[EXERCISE AIM]:
In your copy of the data, omit the pictures and keep all else exactly as given.

[THE RECORDS]:
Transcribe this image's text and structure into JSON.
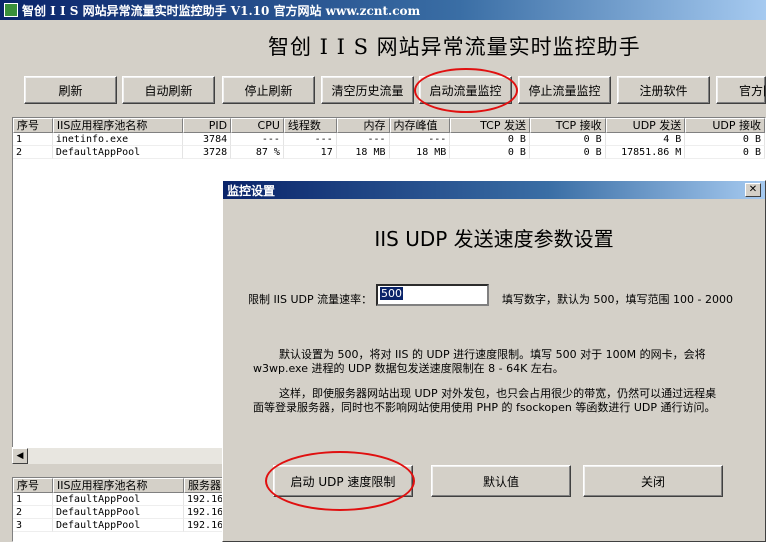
{
  "window": {
    "title": "智创 I I S 网站异常流量实时监控助手 V1.10 官方网站 www.zcnt.com"
  },
  "header": {
    "title": "智创 I I S 网站异常流量实时监控助手"
  },
  "toolbar": {
    "refresh": "刷新",
    "auto_refresh": "自动刷新",
    "stop_refresh": "停止刷新",
    "clear_history": "清空历史流量",
    "start_monitor": "启动流量监控",
    "stop_monitor": "停止流量监控",
    "register": "注册软件",
    "official": "官方网"
  },
  "top_table": {
    "columns": [
      "序号",
      "IIS应用程序池名称",
      "PID",
      "CPU",
      "线程数",
      "内存",
      "内存峰值",
      "TCP 发送",
      "TCP 接收",
      "UDP 发送",
      "UDP 接收"
    ],
    "rows": [
      [
        "1",
        "inetinfo.exe",
        "3784",
        "---",
        "---",
        "---",
        "---",
        "0 B",
        "0 B",
        "4 B",
        "0 B"
      ],
      [
        "2",
        "DefaultAppPool",
        "3728",
        "87 %",
        "17",
        "18 MB",
        "18 MB",
        "0 B",
        "0 B",
        "17851.86 M",
        "0 B"
      ]
    ]
  },
  "bottom_table": {
    "columns": [
      "序号",
      "IIS应用程序池名称",
      "服务器"
    ],
    "rows": [
      [
        "1",
        "DefaultAppPool",
        "192.16"
      ],
      [
        "2",
        "DefaultAppPool",
        "192.16"
      ],
      [
        "3",
        "DefaultAppPool",
        "192.16"
      ]
    ]
  },
  "dialog": {
    "title": "监控设置",
    "close_glyph": "✕",
    "heading": "IIS UDP 发送速度参数设置",
    "rate_label": "限制 IIS UDP 流量速率：",
    "rate_value": "500",
    "rate_hint": "填写数字，默认为 500，填写范围 100 - 2000",
    "paragraph1": "默认设置为 500，将对 IIS 的 UDP 进行速度限制。填写 500 对于 100M 的网卡，会将 w3wp.exe 进程的 UDP 数据包发送速度限制在 8 - 64K 左右。",
    "paragraph2": "这样，即使服务器网站出现 UDP 对外发包，也只会占用很少的带宽，仍然可以通过远程桌面等登录服务器，同时也不影响网站使用使用 PHP 的 fsockopen 等函数进行 UDP 通行访问。",
    "start_button": "启动 UDP 速度限制",
    "default_button": "默认值",
    "close_button": "关闭"
  },
  "colors": {
    "window_bg": "#d4d0c8",
    "titlebar_start": "#0a246a",
    "highlight_oval": "#e01010"
  },
  "icons": {
    "scroll_left": "◀"
  }
}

[ANSWER SPACE]:
Transcribe this image's text and structure into JSON.
{
  "window": {
    "title": "智创 I I S 网站异常流量实时监控助手 V1.10 官方网站 www.zcnt.com"
  },
  "header": {
    "title": "智创 I I S 网站异常流量实时监控助手"
  },
  "toolbar": {
    "refresh": "刷新",
    "auto_refresh": "自动刷新",
    "stop_refresh": "停止刷新",
    "clear_history": "清空历史流量",
    "start_monitor": "启动流量监控",
    "stop_monitor": "停止流量监控",
    "register": "注册软件",
    "official": "官方网"
  },
  "top_table": {
    "columns": [
      "序号",
      "IIS应用程序池名称",
      "PID",
      "CPU",
      "线程数",
      "内存",
      "内存峰值",
      "TCP 发送",
      "TCP 接收",
      "UDP 发送",
      "UDP 接收"
    ],
    "rows": [
      [
        "1",
        "inetinfo.exe",
        "3784",
        "---",
        "---",
        "---",
        "---",
        "0 B",
        "0 B",
        "4 B",
        "0 B"
      ],
      [
        "2",
        "DefaultAppPool",
        "3728",
        "87 %",
        "17",
        "18 MB",
        "18 MB",
        "0 B",
        "0 B",
        "17851.86 M",
        "0 B"
      ]
    ]
  },
  "bottom_table": {
    "columns": [
      "序号",
      "IIS应用程序池名称",
      "服务器"
    ],
    "rows": [
      [
        "1",
        "DefaultAppPool",
        "192.16"
      ],
      [
        "2",
        "DefaultAppPool",
        "192.16"
      ],
      [
        "3",
        "DefaultAppPool",
        "192.16"
      ]
    ]
  },
  "dialog": {
    "title": "监控设置",
    "close_glyph": "✕",
    "heading": "IIS UDP 发送速度参数设置",
    "rate_label": "限制 IIS UDP 流量速率：",
    "rate_value": "500",
    "rate_hint": "填写数字，默认为 500，填写范围 100 - 2000",
    "paragraph1": "默认设置为 500，将对 IIS 的 UDP 进行速度限制。填写 500 对于 100M 的网卡，会将 w3wp.exe 进程的 UDP 数据包发送速度限制在 8 - 64K 左右。",
    "paragraph2": "这样，即使服务器网站出现 UDP 对外发包，也只会占用很少的带宽，仍然可以通过远程桌面等登录服务器，同时也不影响网站使用使用 PHP 的 fsockopen 等函数进行 UDP 通行访问。",
    "start_button": "启动 UDP 速度限制",
    "default_button": "默认值",
    "close_button": "关闭"
  },
  "colors": {
    "window_bg": "#d4d0c8",
    "titlebar_start": "#0a246a",
    "highlight_oval": "#e01010"
  },
  "icons": {
    "scroll_left": "◀"
  }
}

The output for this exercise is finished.